Steve Hafler debunks that old saying.
I’ve often heard the argument that a person should dress for church like they’re meeting with the president. Perhaps you’ve heard a similar argument — that a pastor ought to wear a coat and tie on Sunday because NFL commentators still wear classy suits on Sunday (they wear them on Monday and Thursday too). This argument is used by well-intentioned people, many of whom are rightfully sensitive to a drastically changing culture. However, as I consider this particular argument I come up short when trying to connect the logical and cultural leaps with theological bridges.
Here are five reasons why the meeting with the president argument fails to persuade:
Frequency: How many meetings can the average person expect to have with the president? Perhaps a single five-minute appearance? Certainly that person does not expect to be granted several hours each week. Normal people would never leave a meeting after an official introduction and handshake and post on social media that they’ve become close friends with the president.
Purpose: Why would a person choose to wear a suit or formal dress to meet with the president?
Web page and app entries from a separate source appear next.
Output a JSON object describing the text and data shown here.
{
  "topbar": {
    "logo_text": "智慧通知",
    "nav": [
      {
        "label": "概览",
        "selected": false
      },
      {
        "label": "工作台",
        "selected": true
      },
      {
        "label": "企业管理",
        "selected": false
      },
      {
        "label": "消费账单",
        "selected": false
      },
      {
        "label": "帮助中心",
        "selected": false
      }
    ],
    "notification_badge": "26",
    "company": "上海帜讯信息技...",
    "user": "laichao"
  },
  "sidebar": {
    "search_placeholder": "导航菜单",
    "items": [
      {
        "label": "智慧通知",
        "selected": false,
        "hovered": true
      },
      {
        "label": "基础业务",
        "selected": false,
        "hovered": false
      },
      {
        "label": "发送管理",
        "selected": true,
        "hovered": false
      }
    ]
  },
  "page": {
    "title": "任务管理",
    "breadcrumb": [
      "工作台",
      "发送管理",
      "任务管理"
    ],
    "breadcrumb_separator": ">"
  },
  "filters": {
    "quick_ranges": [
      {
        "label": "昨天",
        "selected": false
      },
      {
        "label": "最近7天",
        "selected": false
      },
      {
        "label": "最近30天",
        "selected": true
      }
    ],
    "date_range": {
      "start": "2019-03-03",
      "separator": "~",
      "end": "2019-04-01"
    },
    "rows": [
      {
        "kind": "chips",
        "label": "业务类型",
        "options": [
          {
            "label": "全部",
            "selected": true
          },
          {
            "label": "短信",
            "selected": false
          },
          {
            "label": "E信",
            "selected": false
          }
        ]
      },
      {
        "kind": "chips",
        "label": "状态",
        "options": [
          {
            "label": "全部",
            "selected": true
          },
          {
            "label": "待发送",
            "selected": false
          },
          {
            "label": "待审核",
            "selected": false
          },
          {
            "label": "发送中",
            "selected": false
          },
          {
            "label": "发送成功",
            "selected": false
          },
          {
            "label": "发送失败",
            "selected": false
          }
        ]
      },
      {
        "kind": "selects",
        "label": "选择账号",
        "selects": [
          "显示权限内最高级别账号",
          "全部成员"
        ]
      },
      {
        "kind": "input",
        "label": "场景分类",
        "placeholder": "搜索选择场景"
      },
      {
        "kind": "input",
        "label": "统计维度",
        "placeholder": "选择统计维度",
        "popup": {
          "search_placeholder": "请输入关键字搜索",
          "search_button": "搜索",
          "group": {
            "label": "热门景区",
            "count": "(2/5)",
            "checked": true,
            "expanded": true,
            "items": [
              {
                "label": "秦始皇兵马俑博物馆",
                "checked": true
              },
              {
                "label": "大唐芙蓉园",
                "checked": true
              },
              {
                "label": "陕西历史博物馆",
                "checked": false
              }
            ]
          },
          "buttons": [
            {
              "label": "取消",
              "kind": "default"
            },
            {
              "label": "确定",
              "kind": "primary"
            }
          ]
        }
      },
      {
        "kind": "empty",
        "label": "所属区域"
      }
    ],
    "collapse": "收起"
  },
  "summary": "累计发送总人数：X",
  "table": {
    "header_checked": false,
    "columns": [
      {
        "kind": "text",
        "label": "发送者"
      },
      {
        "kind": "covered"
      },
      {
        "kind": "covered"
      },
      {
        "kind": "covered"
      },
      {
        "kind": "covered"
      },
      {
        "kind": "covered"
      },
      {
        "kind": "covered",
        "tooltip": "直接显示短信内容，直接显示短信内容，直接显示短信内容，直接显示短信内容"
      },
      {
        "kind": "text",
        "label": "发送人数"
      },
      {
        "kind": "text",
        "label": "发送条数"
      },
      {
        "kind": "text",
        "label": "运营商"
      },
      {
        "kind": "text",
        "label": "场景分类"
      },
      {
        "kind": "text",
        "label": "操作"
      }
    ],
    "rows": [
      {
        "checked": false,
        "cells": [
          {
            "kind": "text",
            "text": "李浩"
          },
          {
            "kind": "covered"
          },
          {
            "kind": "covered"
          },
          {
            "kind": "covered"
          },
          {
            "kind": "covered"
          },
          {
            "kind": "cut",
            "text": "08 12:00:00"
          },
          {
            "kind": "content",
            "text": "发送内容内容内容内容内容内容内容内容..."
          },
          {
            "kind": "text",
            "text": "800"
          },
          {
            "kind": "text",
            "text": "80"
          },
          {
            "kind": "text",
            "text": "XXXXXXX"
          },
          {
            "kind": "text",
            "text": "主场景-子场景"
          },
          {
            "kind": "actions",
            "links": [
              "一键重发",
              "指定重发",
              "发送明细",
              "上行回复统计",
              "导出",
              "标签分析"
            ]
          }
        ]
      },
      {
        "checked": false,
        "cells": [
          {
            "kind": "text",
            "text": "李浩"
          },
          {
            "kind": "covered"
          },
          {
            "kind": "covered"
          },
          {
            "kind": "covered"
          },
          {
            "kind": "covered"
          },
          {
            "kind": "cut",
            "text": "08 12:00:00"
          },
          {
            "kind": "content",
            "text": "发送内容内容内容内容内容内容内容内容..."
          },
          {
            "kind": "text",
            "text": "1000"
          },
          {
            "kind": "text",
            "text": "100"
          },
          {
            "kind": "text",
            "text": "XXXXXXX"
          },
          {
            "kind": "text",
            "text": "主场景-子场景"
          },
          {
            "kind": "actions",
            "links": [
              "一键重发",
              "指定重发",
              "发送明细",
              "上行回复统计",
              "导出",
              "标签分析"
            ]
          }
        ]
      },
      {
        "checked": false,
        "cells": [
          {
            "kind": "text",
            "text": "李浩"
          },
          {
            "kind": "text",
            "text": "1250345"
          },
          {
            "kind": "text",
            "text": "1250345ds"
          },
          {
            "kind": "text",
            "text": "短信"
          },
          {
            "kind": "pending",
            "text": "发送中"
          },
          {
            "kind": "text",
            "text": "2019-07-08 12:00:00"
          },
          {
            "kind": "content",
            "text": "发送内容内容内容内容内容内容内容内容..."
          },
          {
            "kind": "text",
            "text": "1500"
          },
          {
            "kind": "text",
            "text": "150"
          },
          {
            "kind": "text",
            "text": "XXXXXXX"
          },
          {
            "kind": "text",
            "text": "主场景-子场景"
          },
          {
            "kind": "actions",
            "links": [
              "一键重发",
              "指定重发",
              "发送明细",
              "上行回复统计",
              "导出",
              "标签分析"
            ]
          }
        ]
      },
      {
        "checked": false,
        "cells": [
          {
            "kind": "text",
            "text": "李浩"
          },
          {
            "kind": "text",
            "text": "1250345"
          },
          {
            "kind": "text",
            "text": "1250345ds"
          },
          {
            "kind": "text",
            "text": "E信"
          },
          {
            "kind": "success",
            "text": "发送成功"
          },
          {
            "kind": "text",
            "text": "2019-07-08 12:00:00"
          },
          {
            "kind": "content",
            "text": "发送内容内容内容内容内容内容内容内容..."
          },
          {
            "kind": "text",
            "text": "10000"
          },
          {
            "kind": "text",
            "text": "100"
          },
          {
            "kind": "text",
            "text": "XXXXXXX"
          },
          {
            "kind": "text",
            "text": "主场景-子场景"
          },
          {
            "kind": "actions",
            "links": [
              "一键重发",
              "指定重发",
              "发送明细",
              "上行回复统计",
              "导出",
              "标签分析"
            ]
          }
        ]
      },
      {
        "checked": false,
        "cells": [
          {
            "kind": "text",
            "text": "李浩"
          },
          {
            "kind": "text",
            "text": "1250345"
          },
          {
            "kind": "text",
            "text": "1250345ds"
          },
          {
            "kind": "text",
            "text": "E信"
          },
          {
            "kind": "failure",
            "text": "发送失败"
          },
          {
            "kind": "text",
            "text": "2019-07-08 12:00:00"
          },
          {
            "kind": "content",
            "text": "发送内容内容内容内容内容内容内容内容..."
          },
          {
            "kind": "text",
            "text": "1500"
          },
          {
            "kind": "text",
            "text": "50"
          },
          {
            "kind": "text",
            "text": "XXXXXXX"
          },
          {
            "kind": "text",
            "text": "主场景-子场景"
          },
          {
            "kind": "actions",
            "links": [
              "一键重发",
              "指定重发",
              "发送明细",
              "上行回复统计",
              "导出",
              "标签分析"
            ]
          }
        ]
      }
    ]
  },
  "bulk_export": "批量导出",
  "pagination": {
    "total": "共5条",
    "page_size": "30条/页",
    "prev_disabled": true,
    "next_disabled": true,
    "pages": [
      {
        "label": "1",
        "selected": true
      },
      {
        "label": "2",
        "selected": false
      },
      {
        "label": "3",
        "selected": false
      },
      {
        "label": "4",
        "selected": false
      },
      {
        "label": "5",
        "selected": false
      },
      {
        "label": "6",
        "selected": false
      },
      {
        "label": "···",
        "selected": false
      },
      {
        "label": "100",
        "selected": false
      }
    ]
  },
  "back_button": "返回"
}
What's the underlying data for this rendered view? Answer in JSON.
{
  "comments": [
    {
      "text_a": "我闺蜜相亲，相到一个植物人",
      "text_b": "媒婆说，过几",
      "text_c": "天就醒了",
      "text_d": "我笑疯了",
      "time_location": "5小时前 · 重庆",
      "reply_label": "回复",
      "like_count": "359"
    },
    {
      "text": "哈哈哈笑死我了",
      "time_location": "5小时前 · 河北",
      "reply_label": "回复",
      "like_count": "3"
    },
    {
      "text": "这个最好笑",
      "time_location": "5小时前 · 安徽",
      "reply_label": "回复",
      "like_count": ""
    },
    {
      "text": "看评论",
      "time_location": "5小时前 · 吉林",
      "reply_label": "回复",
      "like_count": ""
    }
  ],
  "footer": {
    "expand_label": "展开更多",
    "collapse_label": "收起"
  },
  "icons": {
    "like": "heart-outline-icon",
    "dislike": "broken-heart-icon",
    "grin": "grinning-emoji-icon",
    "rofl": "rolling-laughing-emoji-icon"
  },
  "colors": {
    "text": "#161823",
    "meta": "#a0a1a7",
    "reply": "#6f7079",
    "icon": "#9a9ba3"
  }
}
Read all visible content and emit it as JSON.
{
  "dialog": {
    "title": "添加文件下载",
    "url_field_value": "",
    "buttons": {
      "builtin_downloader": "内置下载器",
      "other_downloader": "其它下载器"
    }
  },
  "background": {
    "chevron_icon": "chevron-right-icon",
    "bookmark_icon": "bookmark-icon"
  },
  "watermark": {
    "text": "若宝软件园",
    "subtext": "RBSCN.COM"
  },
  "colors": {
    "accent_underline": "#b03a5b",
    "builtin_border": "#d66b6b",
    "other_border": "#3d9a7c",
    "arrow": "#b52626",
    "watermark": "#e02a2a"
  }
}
Because it’s:
- an official meeting,
- with a person who bears the highest human title in the country,
- who occupies an office of far-reaching influence and power,
- who meets with guests/strangers in a setting of high-level government, and
- they desire to make a good impression (something we never need to do with God).
Reality: There is a kernel of truth that surfaces when comparing a meeting with the president to our ‘Sunday’s best’ for God. The disturbing reality of this parallel is what it actually does reflect — a sterile meeting with a stranger and the complete absence of any real relationship and transparency. This illustration exposes the nominal Christian’s relationship to God — distant, infrequent, formal, absent of any true affection, and void of any real relationship apart from an official appointment on Sunday morning. I wonder if those who use this argument wear their ‘Sunday’s best’ when they meet with God through His word on Monday morning or Thursday evening? It leaves me wondering who they are really dressing up for? Perhaps it’s a high view of the corporate gathering, or possibly it’s a disconnect stemming from a false dichotomy